What is needed is an exact copy of the whole listing below, with no pictures.

--- --- ---

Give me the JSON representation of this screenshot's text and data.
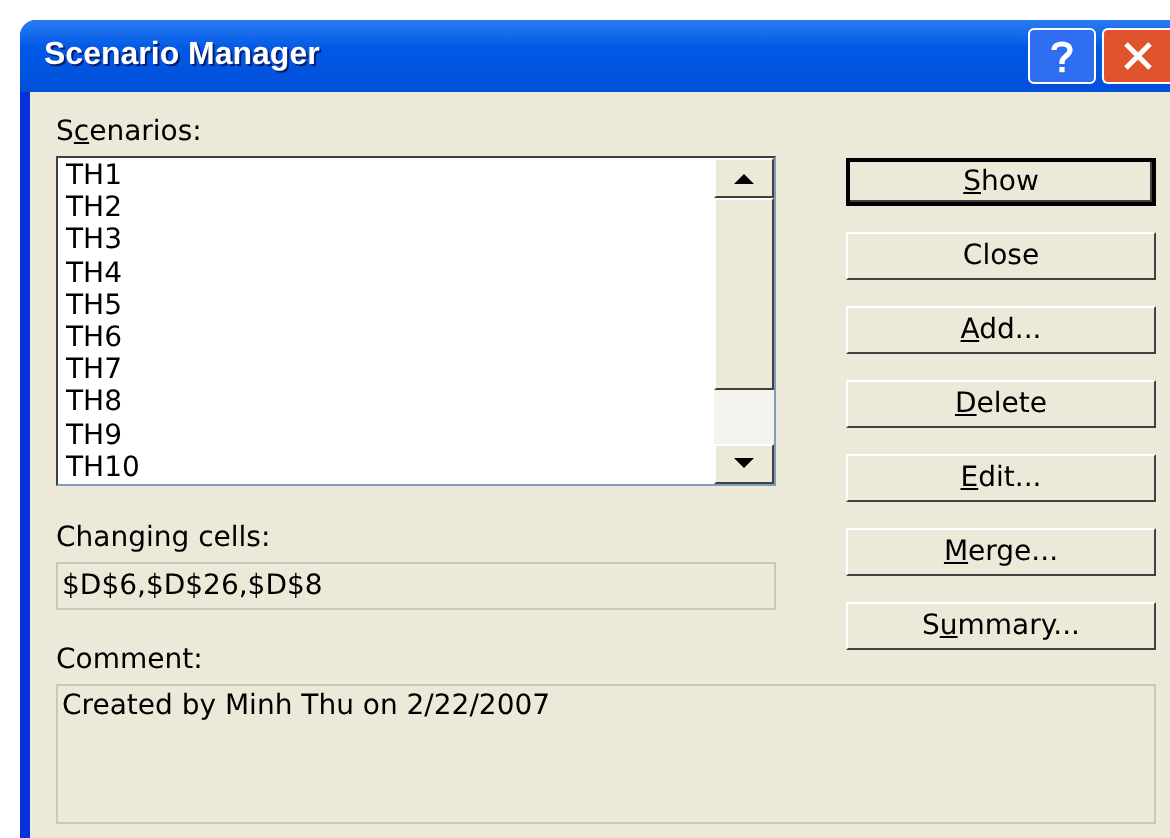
{
  "window": {
    "title": "Scenario Manager"
  },
  "scenarios": {
    "label": {
      "pre": "S",
      "key": "c",
      "post": "enarios:"
    },
    "items": [
      {
        "name": "TH1",
        "selected": false
      },
      {
        "name": "TH2",
        "selected": false
      },
      {
        "name": "TH3",
        "selected": false
      },
      {
        "name": "TH4",
        "selected": false
      },
      {
        "name": "TH5",
        "selected": false
      },
      {
        "name": "TH6",
        "selected": false
      },
      {
        "name": "TH7",
        "selected": false
      },
      {
        "name": "TH8",
        "selected": false
      },
      {
        "name": "TH9",
        "selected": false
      },
      {
        "name": "TH10",
        "selected": false
      }
    ]
  },
  "buttons": [
    {
      "key": "S",
      "post": "how",
      "default": true
    },
    {
      "pre": "Close",
      "default": false
    },
    {
      "key": "A",
      "post": "dd...",
      "default": false
    },
    {
      "key": "D",
      "post": "elete",
      "default": false
    },
    {
      "key": "E",
      "post": "dit...",
      "default": false
    },
    {
      "key": "M",
      "post": "erge...",
      "default": false
    },
    {
      "pre": "S",
      "key": "u",
      "post": "mmary...",
      "default": false
    }
  ],
  "changing_cells": {
    "label": "Changing cells:",
    "value": "$D$6,$D$26,$D$8"
  },
  "comment": {
    "label": "Comment:",
    "value": "Created by Minh Thu on 2/22/2007"
  }
}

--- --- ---

Exercise result >>
Give me the JSON representation of this screenshot's text and data.
{
  "window": {
    "title": "Scenario Manager"
  },
  "scenarios": {
    "label": {
      "pre": "S",
      "key": "c",
      "post": "enarios:"
    },
    "items": [
      {
        "name": "TH1",
        "selected": false
      },
      {
        "name": "TH2",
        "selected": false
      },
      {
        "name": "TH3",
        "selected": false
      },
      {
        "name": "TH4",
        "selected": false
      },
      {
        "name": "TH5",
        "selected": false
      },
      {
        "name": "TH6",
        "selected": false
      },
      {
        "name": "TH7",
        "selected": false
      },
      {
        "name": "TH8",
        "selected": false
      },
      {
        "name": "TH9",
        "selected": false
      },
      {
        "name": "TH10",
        "selected": false
      }
    ]
  },
  "buttons": [
    {
      "key": "S",
      "post": "how",
      "default": true
    },
    {
      "pre": "Close",
      "default": false
    },
    {
      "key": "A",
      "post": "dd...",
      "default": false
    },
    {
      "key": "D",
      "post": "elete",
      "default": false
    },
    {
      "key": "E",
      "post": "dit...",
      "default": false
    },
    {
      "key": "M",
      "post": "erge...",
      "default": false
    },
    {
      "pre": "S",
      "key": "u",
      "post": "mmary...",
      "default": false
    }
  ],
  "changing_cells": {
    "label": "Changing cells:",
    "value": "$D$6,$D$26,$D$8"
  },
  "comment": {
    "label": "Comment:",
    "value": "Created by Minh Thu on 2/22/2007"
  }
}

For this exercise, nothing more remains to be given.